### What to produce
Below are some records; return each one exactly as written.
======== Input material ========
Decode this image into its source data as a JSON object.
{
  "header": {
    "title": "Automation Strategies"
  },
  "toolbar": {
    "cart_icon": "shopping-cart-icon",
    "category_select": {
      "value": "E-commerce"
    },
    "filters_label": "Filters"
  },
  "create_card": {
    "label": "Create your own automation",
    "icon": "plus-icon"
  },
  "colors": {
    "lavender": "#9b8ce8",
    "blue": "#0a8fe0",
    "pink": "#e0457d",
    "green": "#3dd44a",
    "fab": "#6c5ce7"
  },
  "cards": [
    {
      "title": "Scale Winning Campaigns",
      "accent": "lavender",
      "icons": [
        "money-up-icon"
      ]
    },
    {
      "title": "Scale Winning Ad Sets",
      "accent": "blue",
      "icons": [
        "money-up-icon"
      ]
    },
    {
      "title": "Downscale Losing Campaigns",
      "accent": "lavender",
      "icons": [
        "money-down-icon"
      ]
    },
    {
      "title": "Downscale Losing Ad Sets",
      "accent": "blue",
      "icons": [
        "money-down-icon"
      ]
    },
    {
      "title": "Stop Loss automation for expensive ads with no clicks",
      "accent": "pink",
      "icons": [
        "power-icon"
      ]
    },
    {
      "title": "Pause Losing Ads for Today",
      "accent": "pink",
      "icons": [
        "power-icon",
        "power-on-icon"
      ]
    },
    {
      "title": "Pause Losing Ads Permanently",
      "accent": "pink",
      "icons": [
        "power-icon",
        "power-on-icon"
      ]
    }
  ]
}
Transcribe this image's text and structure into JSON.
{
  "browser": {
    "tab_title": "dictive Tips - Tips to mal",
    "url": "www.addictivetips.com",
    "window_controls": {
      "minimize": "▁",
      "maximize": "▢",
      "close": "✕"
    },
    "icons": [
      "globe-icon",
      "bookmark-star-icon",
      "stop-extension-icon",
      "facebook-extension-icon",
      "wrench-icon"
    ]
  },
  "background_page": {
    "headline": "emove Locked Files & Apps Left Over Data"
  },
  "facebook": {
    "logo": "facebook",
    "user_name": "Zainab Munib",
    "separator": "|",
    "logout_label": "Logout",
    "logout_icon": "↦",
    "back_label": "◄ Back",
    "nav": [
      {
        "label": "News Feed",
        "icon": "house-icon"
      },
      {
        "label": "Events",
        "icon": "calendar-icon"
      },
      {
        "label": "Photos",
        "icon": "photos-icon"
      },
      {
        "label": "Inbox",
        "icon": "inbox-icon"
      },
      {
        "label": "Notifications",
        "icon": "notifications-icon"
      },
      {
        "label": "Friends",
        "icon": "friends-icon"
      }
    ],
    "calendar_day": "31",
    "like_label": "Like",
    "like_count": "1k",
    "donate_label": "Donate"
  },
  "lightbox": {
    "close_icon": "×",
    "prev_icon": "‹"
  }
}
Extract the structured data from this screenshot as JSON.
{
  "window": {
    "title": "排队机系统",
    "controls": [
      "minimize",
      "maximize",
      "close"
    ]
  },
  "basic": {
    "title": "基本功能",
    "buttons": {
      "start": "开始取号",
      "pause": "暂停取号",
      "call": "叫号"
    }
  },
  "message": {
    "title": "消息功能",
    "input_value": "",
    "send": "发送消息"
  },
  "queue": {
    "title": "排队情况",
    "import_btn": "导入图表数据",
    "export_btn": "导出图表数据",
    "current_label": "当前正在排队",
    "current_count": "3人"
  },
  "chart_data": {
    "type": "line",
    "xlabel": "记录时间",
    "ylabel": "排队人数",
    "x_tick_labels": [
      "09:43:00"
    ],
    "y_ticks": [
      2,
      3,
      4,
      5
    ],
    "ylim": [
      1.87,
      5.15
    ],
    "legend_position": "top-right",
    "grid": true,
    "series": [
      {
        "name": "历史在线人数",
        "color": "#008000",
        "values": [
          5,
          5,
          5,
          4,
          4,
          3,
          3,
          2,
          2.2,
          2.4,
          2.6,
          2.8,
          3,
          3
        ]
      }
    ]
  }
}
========
### Answer space
Decode this image into its source data as a JSON object.
{
  "header": {
    "title": "Automation Strategies"
  },
  "toolbar": {
    "cart_icon": "shopping-cart-icon",
    "category_select": {
      "value": "E-commerce"
    },
    "filters_label": "Filters"
  },
  "create_card": {
    "label": "Create your own automation",
    "icon": "plus-icon"
  },
  "colors": {
    "lavender": "#9b8ce8",
    "blue": "#0a8fe0",
    "pink": "#e0457d",
    "green": "#3dd44a",
    "fab": "#6c5ce7"
  },
  "cards": [
    {
      "title": "Scale Winning Campaigns",
      "accent": "lavender",
      "icons": [
        "money-up-icon"
      ]
    },
    {
      "title": "Scale Winning Ad Sets",
      "accent": "blue",
      "icons": [
        "money-up-icon"
      ]
    },
    {
      "title": "Downscale Losing Campaigns",
      "accent": "lavender",
      "icons": [
        "money-down-icon"
      ]
    },
    {
      "title": "Downscale Losing Ad Sets",
      "accent": "blue",
      "icons": [
        "money-down-icon"
      ]
    },
    {
      "title": "Stop Loss automation for expensive ads with no clicks",
      "accent": "pink",
      "icons": [
        "power-icon"
      ]
    },
    {
      "title": "Pause Losing Ads for Today",
      "accent": "pink",
      "icons": [
        "power-icon",
        "power-on-icon"
      ]
    },
    {
      "title": "Pause Losing Ads Permanently",
      "accent": "pink",
      "icons": [
        "power-icon",
        "power-on-icon"
      ]
    }
  ]
}
Transcribe this image's text and structure into JSON.
{
  "browser": {
    "tab_title": "dictive Tips - Tips to mal",
    "url": "www.addictivetips.com",
    "window_controls": {
      "minimize": "▁",
      "maximize": "▢",
      "close": "✕"
    },
    "icons": [
      "globe-icon",
      "bookmark-star-icon",
      "stop-extension-icon",
      "facebook-extension-icon",
      "wrench-icon"
    ]
  },
  "background_page": {
    "headline": "emove Locked Files & Apps Left Over Data"
  },
  "facebook": {
    "logo": "facebook",
    "user_name": "Zainab Munib",
    "separator": "|",
    "logout_label": "Logout",
    "logout_icon": "↦",
    "back_label": "◄ Back",
    "nav": [
      {
        "label": "News Feed",
        "icon": "house-icon"
      },
      {
        "label": "Events",
        "icon": "calendar-icon"
      },
      {
        "label": "Photos",
        "icon": "photos-icon"
      },
      {
        "label": "Inbox",
        "icon": "inbox-icon"
      },
      {
        "label": "Notifications",
        "icon": "notifications-icon"
      },
      {
        "label": "Friends",
        "icon": "friends-icon"
      }
    ],
    "calendar_day": "31",
    "like_label": "Like",
    "like_count": "1k",
    "donate_label": "Donate"
  },
  "lightbox": {
    "close_icon": "×",
    "prev_icon": "‹"
  }
}
Extract the structured data from this screenshot as JSON.
{
  "window": {
    "title": "排队机系统",
    "controls": [
      "minimize",
      "maximize",
      "close"
    ]
  },
  "basic": {
    "title": "基本功能",
    "buttons": {
      "start": "开始取号",
      "pause": "暂停取号",
      "call": "叫号"
    }
  },
  "message": {
    "title": "消息功能",
    "input_value": "",
    "send": "发送消息"
  },
  "queue": {
    "title": "排队情况",
    "import_btn": "导入图表数据",
    "export_btn": "导出图表数据",
    "current_label": "当前正在排队",
    "current_count": "3人"
  },
  "chart_data": {
    "type": "line",
    "xlabel": "记录时间",
    "ylabel": "排队人数",
    "x_tick_labels": [
      "09:43:00"
    ],
    "y_ticks": [
      2,
      3,
      4,
      5
    ],
    "ylim": [
      1.87,
      5.15
    ],
    "legend_position": "top-right",
    "grid": true,
    "series": [
      {
        "name": "历史在线人数",
        "color": "#008000",
        "values": [
          5,
          5,
          5,
          4,
          4,
          3,
          3,
          2,
          2.2,
          2.4,
          2.6,
          2.8,
          3,
          3
        ]
      }
    ]
  }
}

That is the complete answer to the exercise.